What makes training valuable to both the individual learner and the organization in which the learner performs?
[NOTE: this is the third article in a series that ran on March 29 and March 30, entitled “Why is Training Such a Lousy Investment”, parts 1 and 2.]
If only developing the habits of effective leadership were as simple as learning to yo-yo!
The same rules still apply. DESIRE to learn or change or “become a more effective leader” is the necessary precursor to doing so. Desire is always self-motivated but can be stimulated by an external requirement or need, such as belonging, survival, recognition or fulfillment. Unfortunately, leadership classes are often full of “prisoners”, people “sent” to training by a higher authority, or “sophisticates”, people who believe they already know more than anyone could teach them. Unless the participant is on his or her own quest for meaning, little will change.
REPETITION is necessary with leadership, too. One cannot learn about active listening skills one day and demonstrate mastery of the skill the next. A person has to want to (desire) improve active listening skills to master listening. Mastery, even simple proficiency takes practice, over and over, situation to situation, context to context.
You must experience being the kind of leader you want to be over and over until you are that leader and others say so.
So much training is focused mainly on skills and knowledge, with little sophisticated attention to attitudes, habits and goals. Most trainers consider the WIIFM factor (What’s in it for me?) of learners, but few really incorporate it into learning design. Attitudes, habits and goals put the hands and feet on desire and repetition, and therefore mastery.
Skills and knowledge create potential for improvement, but attitudes, habits and goals will make or break successful transition, transformation and mastery. These are the things that shape desire.

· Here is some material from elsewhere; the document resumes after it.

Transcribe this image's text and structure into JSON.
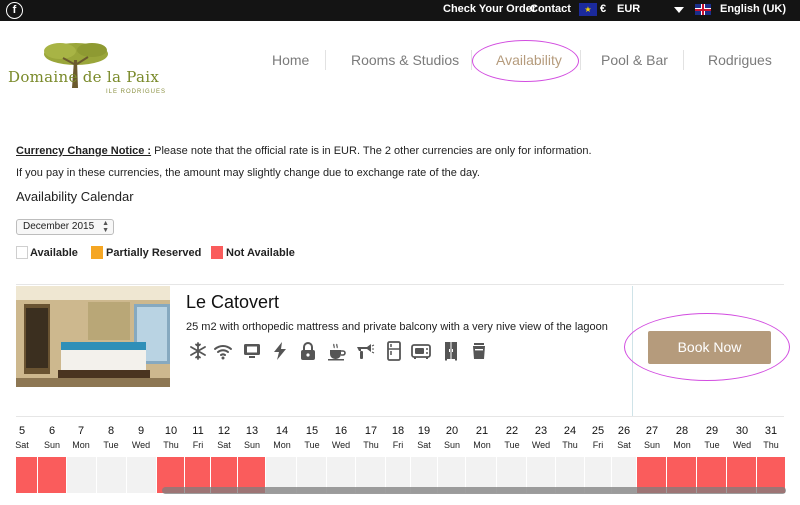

Attitudes are habits of thinking. We develop them over a lifetime, and they can be extremely difficult to change, even when we have the desire. We have to want to change an attitude to make the change – we have to have the right attitude about our attitudes. And we have to practice new attitudes repeatedly for them to supersede bad habits and ones that have outlived their utility. Attitudes either take us closer to our goals or further away – there are no neutral attitudes.
So my attitude about learning to yo-yo may be pretty black-and-white: I do or I don’t practice and repeat, which determines whether I will or I won’t learn to yo-yo (and to what level of proficiency). But with a habit that affects how I lead in my organization or family – that is so much more personal, complicated, sensitive, and requires a great deal more courage, among other things.
One of those other things is the depth of my desire for change. Another is repetition of the new habit over time.